(ca. 500–ca. 1700)
The Certificate Program in Global Medieval and Renaissance Studies is designed for graduate students who are already enrolled in a PhD program at Penn. The Certificate Program creates an opportunity for a broad study of the Middle Ages and/or Renaissance (ca. 500–1700 AD) that involves global and interdisciplinary training. This approach expands not only students’ knowledge base but also their understanding of theory and practice and, in turn, increases their professional opportunities.
The Certificate’s emphasis on disciplinary and geographic diversity facilitates cutting-edge research. It is designed to train specialists who are based in a traditional discipline (e.g., art, history, literature, music, etc.) but who wish to work across disciplinary boundaries and tap into diverse theoretical approaches and methodological practices of other fields. It thus enables the historian to draw on visual and material culture, the musicologist to draw on literary approaches, and so on. In addition, the certificate program compels students to gain expertise outside of the geographic ambit of their primary field (e.g. Anglo-Saxon, central Europe, French, South Asia, Byzantium, etc.). This allows them to place their knowledge in an international setting and prepares them to conduct innovative research on the global connections and networks of the pre-modern world.
The Certificate Program thus enables students to develop research and teaching profiles that make them more attractive and versatile candidates for jobs, many of which welcome disciplinary and geographic breadth and diversity.
Students take four graduate courses (4 c.u.), out of which:
— at least one course should be in a discipline other than their primary field (disciplinary diversity)
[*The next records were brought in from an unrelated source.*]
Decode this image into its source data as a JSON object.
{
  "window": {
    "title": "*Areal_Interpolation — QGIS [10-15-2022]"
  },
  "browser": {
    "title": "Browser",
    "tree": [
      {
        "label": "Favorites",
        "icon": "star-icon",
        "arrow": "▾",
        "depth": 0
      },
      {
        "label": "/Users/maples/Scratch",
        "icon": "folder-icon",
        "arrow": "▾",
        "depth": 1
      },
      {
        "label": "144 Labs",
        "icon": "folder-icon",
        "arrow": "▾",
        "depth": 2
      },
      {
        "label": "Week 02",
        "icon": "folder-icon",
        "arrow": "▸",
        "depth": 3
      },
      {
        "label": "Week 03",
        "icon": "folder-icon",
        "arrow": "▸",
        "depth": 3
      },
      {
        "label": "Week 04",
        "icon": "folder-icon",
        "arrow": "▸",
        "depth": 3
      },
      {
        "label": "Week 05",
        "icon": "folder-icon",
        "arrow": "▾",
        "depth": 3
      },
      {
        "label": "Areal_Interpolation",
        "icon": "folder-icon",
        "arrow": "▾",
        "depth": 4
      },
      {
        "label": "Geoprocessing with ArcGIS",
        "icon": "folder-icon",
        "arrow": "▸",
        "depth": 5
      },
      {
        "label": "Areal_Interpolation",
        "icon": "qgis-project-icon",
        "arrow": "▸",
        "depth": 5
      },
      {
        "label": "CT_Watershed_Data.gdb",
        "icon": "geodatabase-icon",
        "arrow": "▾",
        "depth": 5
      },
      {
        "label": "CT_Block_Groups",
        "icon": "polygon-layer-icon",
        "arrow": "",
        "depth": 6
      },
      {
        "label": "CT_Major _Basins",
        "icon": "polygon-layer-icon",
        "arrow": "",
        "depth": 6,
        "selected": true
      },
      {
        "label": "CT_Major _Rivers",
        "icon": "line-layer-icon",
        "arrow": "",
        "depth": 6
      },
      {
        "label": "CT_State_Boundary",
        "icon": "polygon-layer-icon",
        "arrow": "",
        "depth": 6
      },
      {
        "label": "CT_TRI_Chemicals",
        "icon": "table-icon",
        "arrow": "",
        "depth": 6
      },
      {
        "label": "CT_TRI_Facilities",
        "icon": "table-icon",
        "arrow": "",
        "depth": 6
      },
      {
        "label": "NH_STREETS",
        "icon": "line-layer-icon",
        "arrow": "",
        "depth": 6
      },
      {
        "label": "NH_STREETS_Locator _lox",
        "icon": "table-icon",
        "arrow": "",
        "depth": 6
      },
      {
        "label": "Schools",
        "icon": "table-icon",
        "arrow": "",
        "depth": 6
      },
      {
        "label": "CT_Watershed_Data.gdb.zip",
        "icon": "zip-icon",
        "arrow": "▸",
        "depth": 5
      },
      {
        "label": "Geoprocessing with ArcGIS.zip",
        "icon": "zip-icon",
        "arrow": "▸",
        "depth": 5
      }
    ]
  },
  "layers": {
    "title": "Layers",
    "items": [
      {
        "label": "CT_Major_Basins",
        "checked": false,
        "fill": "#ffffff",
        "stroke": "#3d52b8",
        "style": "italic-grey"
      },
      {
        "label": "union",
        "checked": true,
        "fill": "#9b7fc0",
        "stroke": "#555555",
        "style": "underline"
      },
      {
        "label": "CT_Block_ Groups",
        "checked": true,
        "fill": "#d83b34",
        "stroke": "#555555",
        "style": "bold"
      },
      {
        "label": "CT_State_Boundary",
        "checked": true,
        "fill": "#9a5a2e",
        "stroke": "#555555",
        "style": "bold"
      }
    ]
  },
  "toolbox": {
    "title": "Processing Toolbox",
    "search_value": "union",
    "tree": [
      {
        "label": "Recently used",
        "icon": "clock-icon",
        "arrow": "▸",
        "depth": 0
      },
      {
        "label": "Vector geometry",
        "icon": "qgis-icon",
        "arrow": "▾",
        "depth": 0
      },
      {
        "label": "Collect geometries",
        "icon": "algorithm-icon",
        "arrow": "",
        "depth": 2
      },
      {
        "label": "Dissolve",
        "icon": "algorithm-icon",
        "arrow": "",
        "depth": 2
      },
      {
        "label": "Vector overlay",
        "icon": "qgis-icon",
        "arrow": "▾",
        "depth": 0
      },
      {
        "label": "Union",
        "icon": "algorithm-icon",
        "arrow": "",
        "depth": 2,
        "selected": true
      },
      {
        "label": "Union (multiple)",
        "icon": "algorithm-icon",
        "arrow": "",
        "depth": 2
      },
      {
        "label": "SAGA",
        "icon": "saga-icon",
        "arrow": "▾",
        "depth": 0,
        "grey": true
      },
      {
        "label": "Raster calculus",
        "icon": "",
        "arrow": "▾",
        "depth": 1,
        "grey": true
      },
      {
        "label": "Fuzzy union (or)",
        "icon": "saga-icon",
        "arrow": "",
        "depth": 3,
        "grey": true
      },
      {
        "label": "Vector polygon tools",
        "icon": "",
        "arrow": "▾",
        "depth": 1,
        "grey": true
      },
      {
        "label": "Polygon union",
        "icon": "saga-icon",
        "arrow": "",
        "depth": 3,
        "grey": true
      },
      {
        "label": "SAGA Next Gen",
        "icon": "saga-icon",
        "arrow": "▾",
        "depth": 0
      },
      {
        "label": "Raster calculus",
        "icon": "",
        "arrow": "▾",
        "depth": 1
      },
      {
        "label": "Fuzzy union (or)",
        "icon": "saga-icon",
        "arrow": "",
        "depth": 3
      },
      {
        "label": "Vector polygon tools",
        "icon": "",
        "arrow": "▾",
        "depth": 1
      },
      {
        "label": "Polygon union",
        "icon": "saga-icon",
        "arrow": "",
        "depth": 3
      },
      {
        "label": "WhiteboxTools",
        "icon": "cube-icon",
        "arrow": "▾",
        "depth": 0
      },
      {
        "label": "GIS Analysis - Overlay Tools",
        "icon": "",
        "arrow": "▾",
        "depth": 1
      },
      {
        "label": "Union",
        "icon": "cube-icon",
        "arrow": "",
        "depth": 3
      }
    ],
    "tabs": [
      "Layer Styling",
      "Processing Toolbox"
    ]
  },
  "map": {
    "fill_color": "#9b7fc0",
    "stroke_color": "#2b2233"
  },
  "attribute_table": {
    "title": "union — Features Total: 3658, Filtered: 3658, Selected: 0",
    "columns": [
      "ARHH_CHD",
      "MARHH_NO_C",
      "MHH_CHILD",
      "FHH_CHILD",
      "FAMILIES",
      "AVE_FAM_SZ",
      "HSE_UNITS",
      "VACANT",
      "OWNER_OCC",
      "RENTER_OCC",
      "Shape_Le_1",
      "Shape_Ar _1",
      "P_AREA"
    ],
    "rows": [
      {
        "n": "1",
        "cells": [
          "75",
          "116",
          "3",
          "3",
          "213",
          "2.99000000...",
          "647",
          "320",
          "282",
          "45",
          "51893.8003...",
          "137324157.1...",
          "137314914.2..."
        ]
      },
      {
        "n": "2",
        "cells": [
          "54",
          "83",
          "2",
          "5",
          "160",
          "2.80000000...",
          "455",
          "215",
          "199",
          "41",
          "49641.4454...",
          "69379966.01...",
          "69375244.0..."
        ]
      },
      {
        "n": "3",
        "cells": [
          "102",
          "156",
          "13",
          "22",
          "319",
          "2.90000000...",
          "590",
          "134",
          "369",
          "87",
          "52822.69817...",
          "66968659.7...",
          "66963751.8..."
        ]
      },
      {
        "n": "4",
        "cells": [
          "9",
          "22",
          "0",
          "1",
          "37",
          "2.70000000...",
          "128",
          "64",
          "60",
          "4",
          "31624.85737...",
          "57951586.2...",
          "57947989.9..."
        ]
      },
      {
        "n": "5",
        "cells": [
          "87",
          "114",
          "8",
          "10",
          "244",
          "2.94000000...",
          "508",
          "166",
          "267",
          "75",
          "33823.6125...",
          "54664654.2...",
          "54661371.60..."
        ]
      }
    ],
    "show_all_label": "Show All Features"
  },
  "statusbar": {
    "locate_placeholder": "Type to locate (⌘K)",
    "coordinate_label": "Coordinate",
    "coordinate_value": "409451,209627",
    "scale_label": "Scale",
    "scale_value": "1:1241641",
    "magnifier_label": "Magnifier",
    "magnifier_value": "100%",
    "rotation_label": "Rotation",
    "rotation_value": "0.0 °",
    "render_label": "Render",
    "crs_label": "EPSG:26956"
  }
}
— at least one course should be in a broad geographical field other than their primary field (geographic diversity)
— an additional course should be either in a discipline, or in a geographical field other than their primary field (disciplinary or geographic diversity)
Students are strongly encouraged to take courses in diverse periods, specific to their field, to ensure chronological breadth.
Students demonstrate proficiency in at least one pre-modern language, relevant to their field.
Students complete a research paper, which may be written as a course paper or as an independent study.
Students are required to deliver at least one paper at the annual Graduate Symposium.
For questions and to apply for the graduate certificate in Global Medieval and Renaissance Studies contact Professor Julia Verkholantsev at juliaver at sas.upenn.edu